As you move away from the bars and shops of ground zero Buckhead, a growing battalion of high-rise luxury apartments and condominiums attracts the city's most prosperous up-and-comers. Gradually, small skyscrapers are beginning to dot the landscape of Buckhead's perimeter commercial area, as office and condominium space is sold at an astronomical premium.

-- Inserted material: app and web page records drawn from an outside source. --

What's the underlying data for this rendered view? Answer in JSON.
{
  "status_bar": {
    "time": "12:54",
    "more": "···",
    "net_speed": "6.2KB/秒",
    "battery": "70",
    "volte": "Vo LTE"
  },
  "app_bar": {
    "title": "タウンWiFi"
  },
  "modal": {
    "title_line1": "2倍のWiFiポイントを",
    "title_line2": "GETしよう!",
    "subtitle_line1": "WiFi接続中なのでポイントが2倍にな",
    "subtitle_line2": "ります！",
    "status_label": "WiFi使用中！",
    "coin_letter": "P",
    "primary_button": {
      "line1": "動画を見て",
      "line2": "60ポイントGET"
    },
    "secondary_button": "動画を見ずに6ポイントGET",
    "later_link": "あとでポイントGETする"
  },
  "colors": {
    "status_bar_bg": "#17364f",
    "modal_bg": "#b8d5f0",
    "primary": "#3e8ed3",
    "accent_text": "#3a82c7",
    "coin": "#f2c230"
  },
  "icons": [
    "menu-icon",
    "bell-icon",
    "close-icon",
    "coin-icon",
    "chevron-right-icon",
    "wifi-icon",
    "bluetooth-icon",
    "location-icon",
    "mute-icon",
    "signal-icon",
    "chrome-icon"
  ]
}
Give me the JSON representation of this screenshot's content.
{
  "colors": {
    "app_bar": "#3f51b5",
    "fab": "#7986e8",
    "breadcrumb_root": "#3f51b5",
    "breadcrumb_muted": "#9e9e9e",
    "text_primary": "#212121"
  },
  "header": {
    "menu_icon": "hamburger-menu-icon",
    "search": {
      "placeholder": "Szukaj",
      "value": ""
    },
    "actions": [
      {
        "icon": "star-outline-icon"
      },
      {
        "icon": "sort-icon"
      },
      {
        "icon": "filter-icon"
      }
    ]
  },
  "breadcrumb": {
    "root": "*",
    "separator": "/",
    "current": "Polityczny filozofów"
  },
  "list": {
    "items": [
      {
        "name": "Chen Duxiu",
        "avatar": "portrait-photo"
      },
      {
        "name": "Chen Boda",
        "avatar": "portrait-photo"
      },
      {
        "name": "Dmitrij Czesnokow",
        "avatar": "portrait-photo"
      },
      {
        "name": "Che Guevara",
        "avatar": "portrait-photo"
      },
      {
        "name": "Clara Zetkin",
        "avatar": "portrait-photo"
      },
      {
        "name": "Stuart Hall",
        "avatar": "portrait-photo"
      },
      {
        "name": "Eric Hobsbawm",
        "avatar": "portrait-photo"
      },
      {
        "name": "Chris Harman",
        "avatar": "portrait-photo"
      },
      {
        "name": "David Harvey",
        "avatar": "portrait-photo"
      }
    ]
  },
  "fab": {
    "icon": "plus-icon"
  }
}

Some things resist change more strongly than others, however, and the tree-lined neighborhoods west of Peachtree, especially along Paces Ferry Road, live on as exquisite enclaves of old Atlanta money. Just a mile down this awe-inspiring stretch of road from the rollicking, disco-themed Have a Nice Day Cafe sits the august Georgia Governors Mansion. Many local celebrities and the families of early Atlantans make their homes in the wooded estates scattered hereabouts. A casual driving tour through these gently winding backstreets has a tendency to make one feel like a rolling prop in a pictorial out of Southern Living or Architectural Digest. The paradoxical proximity of these bucolic streets to crowded and hectic Peachtree Road is at the heart of contemporary Buckhead, and is perhaps what gives the neighborhood such wide, energetic appeal.